Just a few years ago, asking the question whether the CIO and CMO roles were merging would have been madness. They couldn’t have been further apart. The CMO was a key part of a company’s leadership team, driving performance and changing the course of the organization, while in most cases the CIO didn’t even have a seat at the table.
That’s no longer the case – or, at least, that’s what we’ve been led to believe. If you believe Gartner’s January 2012 report entitled “By 2017 the CMO will Spend More on IT Than the CIO” and IBM’s annual CIO surveys, it would seem these two roles are on a collision course. Is it true?
It’s great to be able to write an article that people value, so I was pleasantly surprised to also feature on the Lifetime Achievement list (for articles from previous years that have been read most times in 2013). Why you should keep IT off your cloud made the case for including IT in the decision making process for cloud systems, even though it might seem that they don’t need to be involved. It got a great reaction from commentators, in IT and beyond.
Cloud systems – the perfect opportunity to take control of your processes and practices. A system that can boost your productivity and that you can mold to your exact requirements, all without the interference of IT. No infrastructure requirements, no development, no overcomplicated business analysis and project management – just the appointment of a vendor who can take away the pain and make things happen.

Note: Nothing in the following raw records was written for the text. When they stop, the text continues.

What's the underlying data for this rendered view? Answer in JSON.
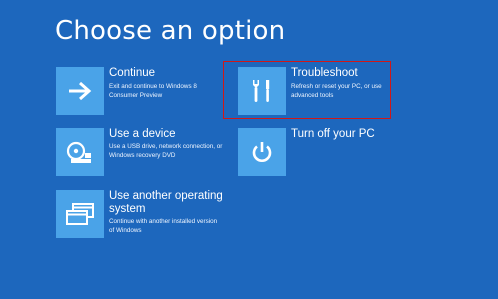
{
  "page": {
    "title": "Choose an option"
  },
  "options": [
    {
      "title": "Continue",
      "description": "Exit and continue to Windows 8 Consumer Preview",
      "icon": "arrow-right-icon"
    },
    {
      "title": "Use a device",
      "description": "Use a USB drive, network connection, or Windows recovery DVD",
      "icon": "disc-drive-icon"
    },
    {
      "title": "Use another operating system",
      "description": "Continue with another installed version of Windows",
      "icon": "windows-stack-icon"
    },
    {
      "title": "Troubleshoot",
      "description": "Refresh or reset your PC, or use advanced tools",
      "icon": "tools-icon"
    },
    {
      "title": "Turn off your PC",
      "description": "",
      "icon": "power-icon"
    }
  ],
  "colors": {
    "background": "#1d67bd",
    "tile": "#4aa3e8",
    "highlight": "#d01818",
    "text": "#ffffff"
  }
}
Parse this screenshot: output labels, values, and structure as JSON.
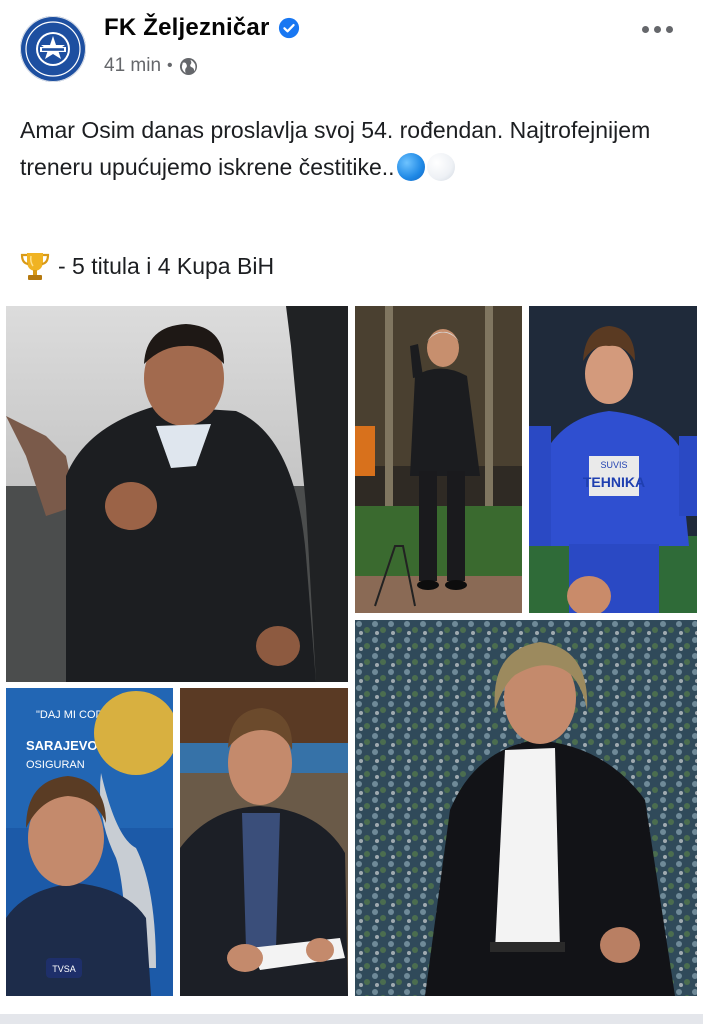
{
  "post": {
    "page_name": "FK Željezničar",
    "verified_icon": "verified-badge-icon",
    "time": "41 min",
    "separator": "•",
    "privacy_icon": "globe-icon",
    "more_icon": "more-options-icon",
    "text_line_1": "Amar Osim danas proslavlja svoj 54. rođendan. Najtrofejnijem treneru upućujemo iskrene čestitike..",
    "emoji_1": "blue-circle-icon",
    "emoji_2": "white-circle-icon",
    "trophy_icon": "trophy-icon",
    "trophy_text": "- 5 titula i 4 Kupa BiH"
  },
  "photos": {
    "photo_5_sign_1": "\"DAJ MI CODE\"",
    "photo_5_sign_2": "SARAJEVO",
    "photo_5_sign_3": "OSIGURAN",
    "photo_5_tv": "TVSA",
    "photo_3_sponsor_1": "SUVIS",
    "photo_3_sponsor_2": "TEHNIKA"
  },
  "colors": {
    "brand_blue": "#1d4fa0",
    "verified_blue": "#1877f2",
    "secondary_text": "#65676b"
  }
}
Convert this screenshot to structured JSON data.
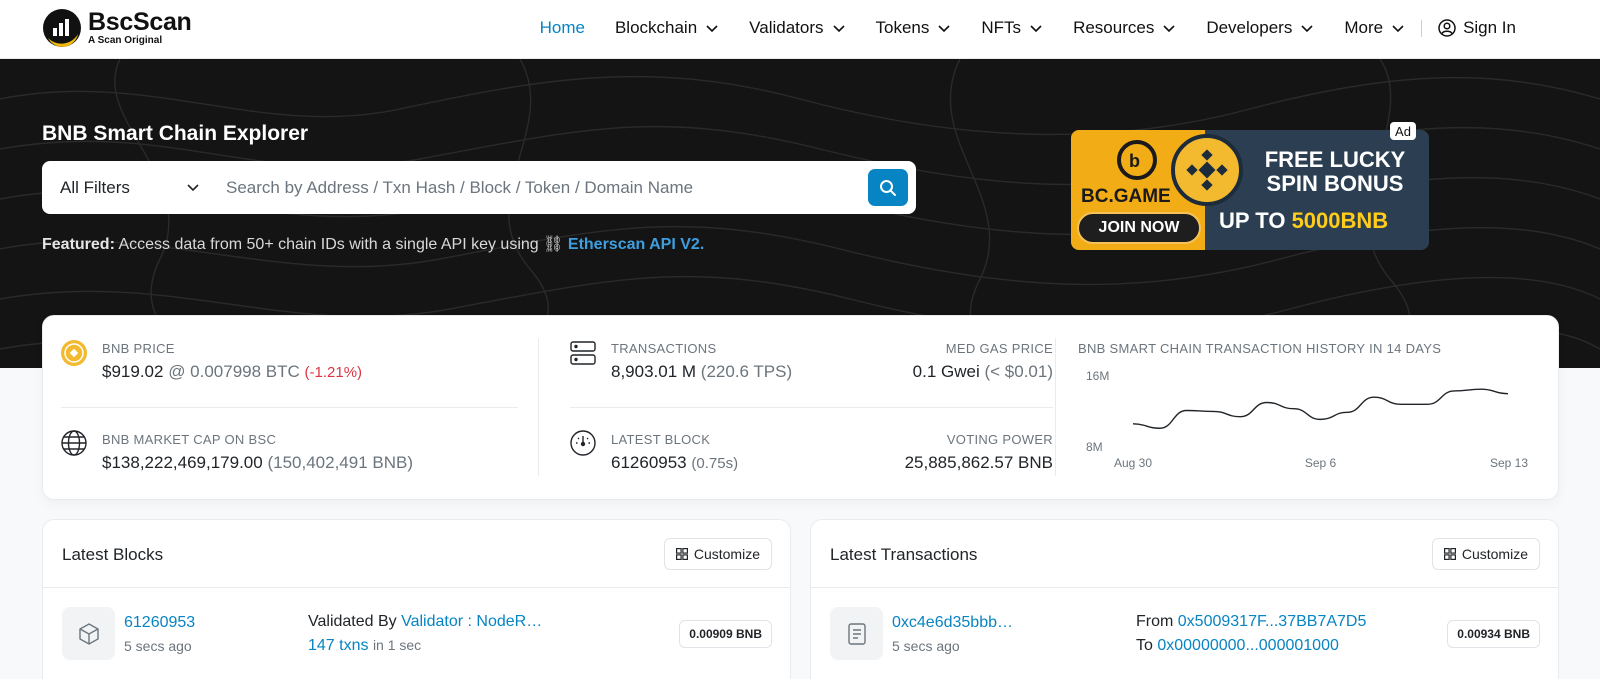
{
  "header": {
    "brand": "BscScan",
    "tagline": "A Scan Original",
    "nav": [
      {
        "label": "Home"
      },
      {
        "label": "Blockchain"
      },
      {
        "label": "Validators"
      },
      {
        "label": "Tokens"
      },
      {
        "label": "NFTs"
      },
      {
        "label": "Resources"
      },
      {
        "label": "Developers"
      },
      {
        "label": "More"
      }
    ],
    "sign_in": "Sign In"
  },
  "hero": {
    "title": "BNB Smart Chain Explorer",
    "filter_label": "All Filters",
    "search_placeholder": "Search by Address / Txn Hash / Block / Token / Domain Name",
    "featured_label": "Featured:",
    "featured_text": "Access data from 50+ chain IDs with a single API key using",
    "featured_link": "Etherscan API V2.",
    "ad": {
      "badge": "Ad",
      "brand": "BC.GAME",
      "cta": "JOIN NOW",
      "headline": "FREE LUCKY SPIN BONUS",
      "offer_prefix": "UP TO",
      "offer_amount": "5000BNB"
    }
  },
  "stats": {
    "bnb_price": {
      "label": "BNB PRICE",
      "price": "$919.02",
      "btc": "@ 0.007998 BTC",
      "change": "(-1.21%)"
    },
    "market_cap": {
      "label": "BNB MARKET CAP ON BSC",
      "value": "$138,222,469,179.00",
      "sub": "(150,402,491 BNB)"
    },
    "transactions": {
      "label": "TRANSACTIONS",
      "value": "8,903.01 M",
      "sub": "(220.6 TPS)"
    },
    "gas": {
      "label": "MED GAS PRICE",
      "value": "0.1 Gwei",
      "sub": "(< $0.01)"
    },
    "latest_block": {
      "label": "LATEST BLOCK",
      "value": "61260953",
      "sub": "(0.75s)"
    },
    "voting_power": {
      "label": "VOTING POWER",
      "value": "25,885,862.57 BNB"
    },
    "chart_title": "BNB SMART CHAIN TRANSACTION HISTORY IN 14 DAYS"
  },
  "chart_data": {
    "type": "line",
    "title": "BNB SMART CHAIN TRANSACTION HISTORY IN 14 DAYS",
    "x": [
      "Aug 30",
      "Aug 31",
      "Sep 1",
      "Sep 2",
      "Sep 3",
      "Sep 4",
      "Sep 5",
      "Sep 6",
      "Sep 7",
      "Sep 8",
      "Sep 9",
      "Sep 10",
      "Sep 11",
      "Sep 12",
      "Sep 13"
    ],
    "series": [
      {
        "values": [
          10.5,
          10.0,
          12.0,
          11.9,
          11.3,
          12.9,
          12.2,
          11.0,
          11.8,
          13.5,
          12.7,
          12.7,
          14.2,
          14.4,
          13.9
        ]
      }
    ],
    "xticks": [
      "Aug 30",
      "Sep 6",
      "Sep 13"
    ],
    "yticks": [
      "16M",
      "8M"
    ],
    "ylim": [
      8,
      16
    ],
    "grid": false
  },
  "latest_blocks": {
    "title": "Latest Blocks",
    "customize": "Customize",
    "row": {
      "block": "61260953",
      "age": "5 secs ago",
      "validated_by": "Validated By",
      "validator": "Validator : NodeR…",
      "txns": "147 txns",
      "txns_time": "in 1 sec",
      "reward": "0.00909 BNB"
    }
  },
  "latest_transactions": {
    "title": "Latest Transactions",
    "customize": "Customize",
    "row": {
      "hash": "0xc4e6d35bbb…",
      "age": "5 secs ago",
      "from_label": "From",
      "from": "0x5009317F...37BB7A7D5",
      "to_label": "To",
      "to": "0x00000000...000001000",
      "amount": "0.00934 BNB"
    }
  }
}
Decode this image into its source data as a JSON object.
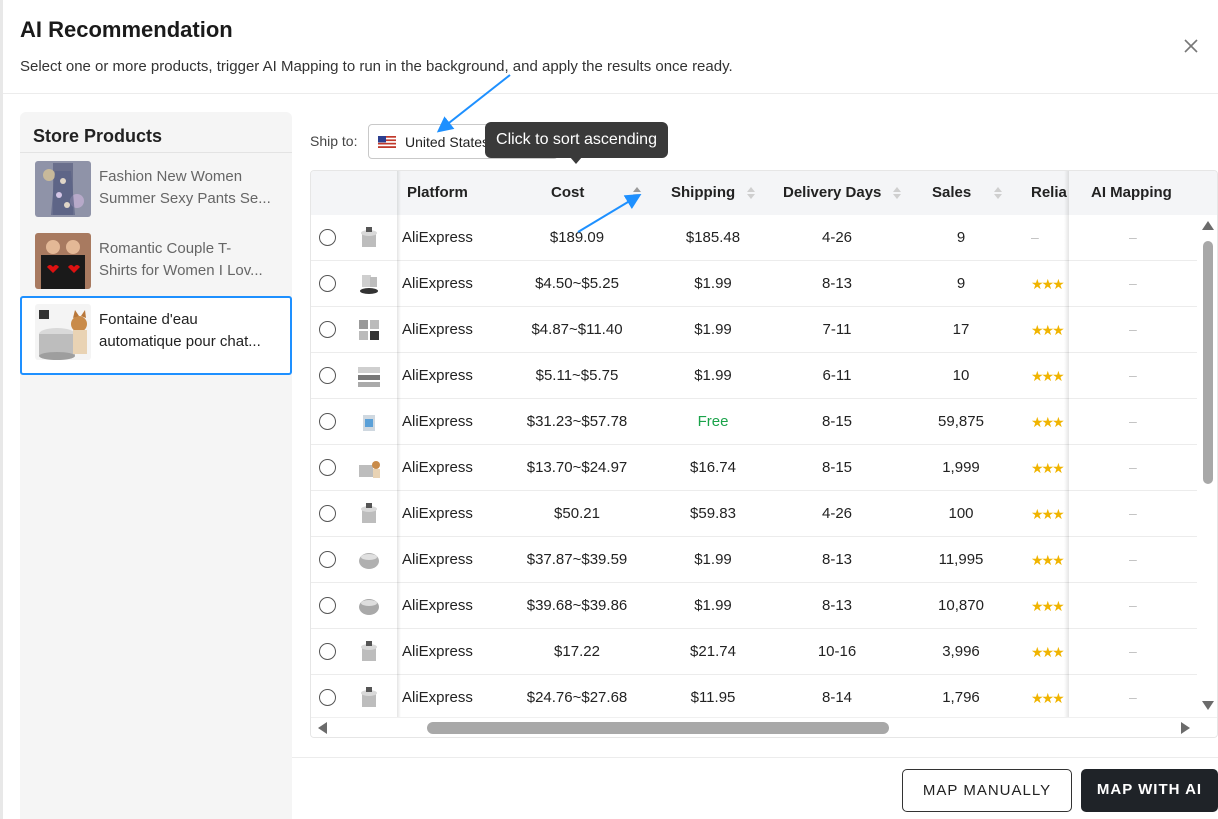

Or is it?
If you just read the headlines and looked no further, you would think that IT was to blame for most of the more public IT failures. The term IT has become synonymous with the department that shares its name, and as a result it has a terrible reputation: one that is based in misconceptions and stereotypes. Here are four reasons why you should break out of this fallacy and involve IT when implementing cloud solutions.
I look forward to writing more next year, but in the meantime, if you want to see more of the top articles from 2013, you can see them at Central Desktop.